A particular risks to the national archives of the Pacific island region (including Micronesia, Melanesia, and Polynesia) is the environment, as the tropical climate of these island nations presents a challenge to the preservation of analog records and to the maintenance of hardware necessary to house digital records. Hot, humid environments are the archenemy to archival preservation. Paper and water just don’t mix.

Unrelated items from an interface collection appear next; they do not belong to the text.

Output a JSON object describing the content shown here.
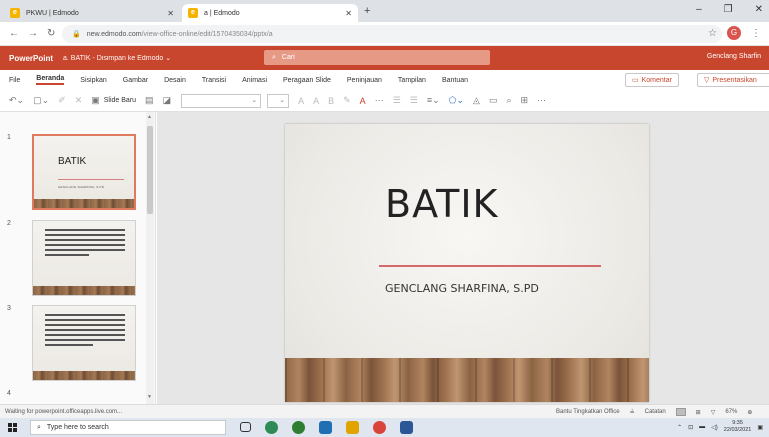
{
  "browser": {
    "tabs": [
      {
        "label": "PKWU | Edmodo",
        "active": false
      },
      {
        "label": "a | Edmodo",
        "active": true
      }
    ],
    "new_tab": "+",
    "url_host": "new.edmodo.com",
    "url_path": "/view-office-online/edit/1570435034/pptx/a"
  },
  "office": {
    "app_name": "PowerPoint",
    "doc_title": "a. BATIK  -  Disimpan ke Edmodo  ⌄",
    "search_placeholder": "Cari",
    "user_name": "Genclang Sharfin"
  },
  "menu": {
    "items": [
      "File",
      "Beranda",
      "Sisipkan",
      "Gambar",
      "Desain",
      "Transisi",
      "Animasi",
      "Peragaan Slide",
      "Peninjauan",
      "Tampilan",
      "Bantuan"
    ],
    "active": "Beranda",
    "komentar": "Komentar",
    "presentasikan": "Presentasikan"
  },
  "toolbar": {
    "new_slide": "Slide Baru"
  },
  "thumbnails": {
    "numbers": [
      "1",
      "2",
      "3",
      "4"
    ],
    "slide1_title": "BATIK",
    "slide1_sub": "GENCLANG SHARFINA, S.PD"
  },
  "slide": {
    "title": "BATIK",
    "subtitle": "GENCLANG SHARFINA, S.PD"
  },
  "status": {
    "left": "Waiting for powerpoint.officeapps.live.com...",
    "help": "Bantu Tingkatkan Office",
    "notes": "Catatan",
    "zoom": "67%"
  },
  "taskbar": {
    "search_placeholder": "Type here to search",
    "time": "9:35",
    "date": "22/03/2021"
  },
  "colors": {
    "accent": "#c8462d",
    "title_line": "#d26a6a"
  }
}
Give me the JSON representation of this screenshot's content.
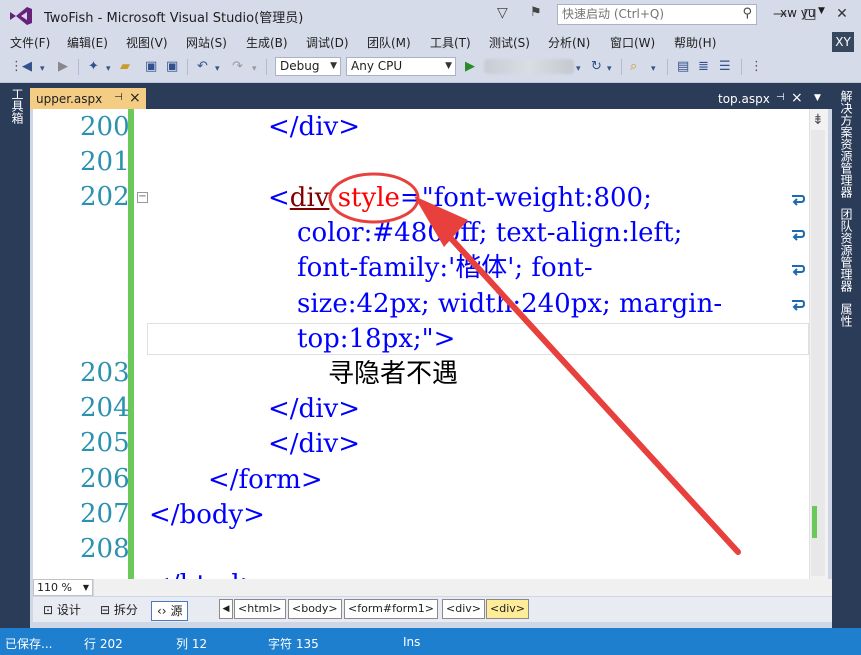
{
  "window": {
    "title": "TwoFish - Microsoft Visual Studio(管理员)",
    "quick_launch_placeholder": "快速启动 (Ctrl+Q)",
    "minimize": "—",
    "maximize": "□",
    "close": "✕"
  },
  "menu": {
    "items": [
      "文件(F)",
      "编辑(E)",
      "视图(V)",
      "网站(S)",
      "生成(B)",
      "调试(D)",
      "团队(M)",
      "工具(T)",
      "测试(S)",
      "分析(N)",
      "窗口(W)",
      "帮助(H)"
    ],
    "user_name": "xw yu",
    "avatar_initials": "XY"
  },
  "toolbar": {
    "config": "Debug",
    "platform": "Any CPU"
  },
  "side_panels": {
    "left": "工具箱",
    "right": [
      "解决方案资源管理器",
      "团队资源管理器",
      "属性"
    ]
  },
  "tabs": {
    "active": "upper.aspx",
    "other": "top.aspx"
  },
  "editor": {
    "line_numbers": [
      "200",
      "201",
      "202",
      "203",
      "204",
      "205",
      "206",
      "207",
      "208"
    ],
    "code": {
      "l200": "</div>",
      "l202_tag": "div",
      "l202_attr": "style",
      "l202_val1": "\"font-weight:800;",
      "l202_val2": "color:#4800ff; text-align:left;",
      "l202_val3": "font-family:'楷体'; font-",
      "l202_val4": "size:42px; width:240px; margin-",
      "l202_val5": "top:18px;\"",
      "l203": "寻隐者不遇",
      "l204": "</div>",
      "l205": "</div>",
      "l206": "</form>",
      "l207": "</body>",
      "l209": "</html>"
    },
    "zoom": "110 %"
  },
  "view_modes": {
    "design": "设计",
    "split": "拆分",
    "source": "源"
  },
  "breadcrumb": [
    "<html>",
    "<body>",
    "<form#form1>",
    "<div>",
    "<div>"
  ],
  "status": {
    "state": "已保存...",
    "line": "行 202",
    "col": "列 12",
    "char": "字符 135",
    "mode": "Ins"
  },
  "colors": {
    "statusbar": "#1e7fcf",
    "tab_active": "#f5cc84",
    "annotation": "#e8403c"
  }
}
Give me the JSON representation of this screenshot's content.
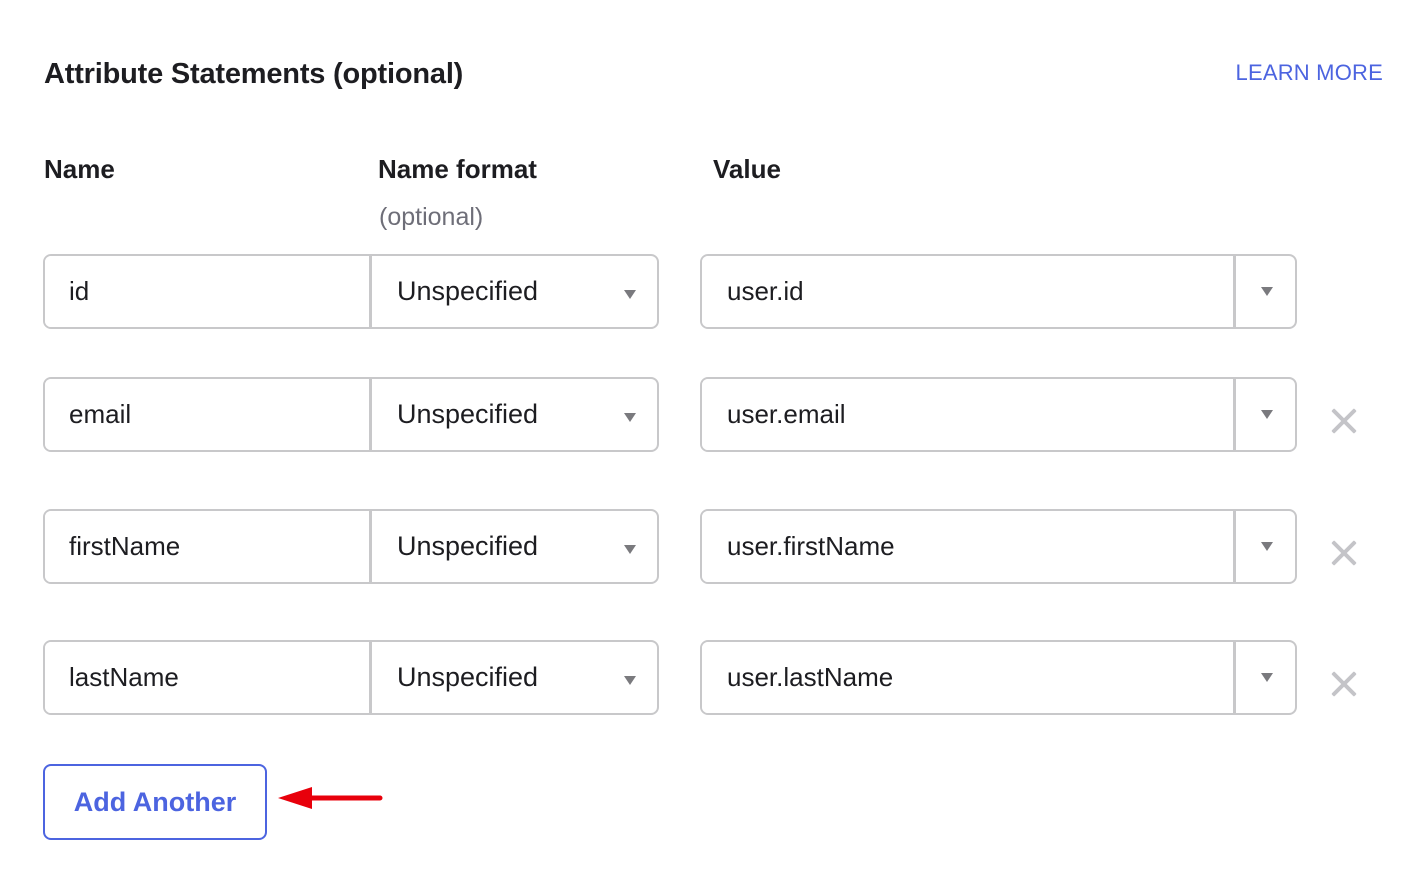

Not only does the environment pose a challenge to the archives of Pacific island nations, but Matthew Gordon-Clark points out two new risks to these island national archives in his 2011 article “Paradise lost? Pacific island archives threatened by climate change”: rising sea levels and extreme weather events. As sea levels rise due to global warming, those low-lying Pacific islands are at particular risk of damaging or losing their archives to encroahing sea levels and storm surge water (the author mentions Tuvalu, Marshall Islands, Tokolau, and Kiribati at greatest risk). Even those island nations that sit well above sea level still risk damage to national infrastructure due to rising sea levels, which will impact all areas of governement and life. Additionally, extreme weather events (stronger and more frequent hurricanes, for example) pose a myriad of risks to all Pacific island countries and their national archives. This very real possibility should be considered by the national archives of these nations, especially if they have the opportunity to relocate inland to higher ground.
Indeed, changing weather is an issue for all nations and cultural heritage institutions world wide, not just those in the Pacific, and should be addressed in disaster plans to ensure that we preserve those documents and artifacts that are most important to our countries. Until then, let us hope that these seemingly idylic Pacific islands remain so.
Gordon-Clark, M. (2011). Paradise lost? Pacific island archives threatened by climate change. Archival Science, 12(1), 51-67.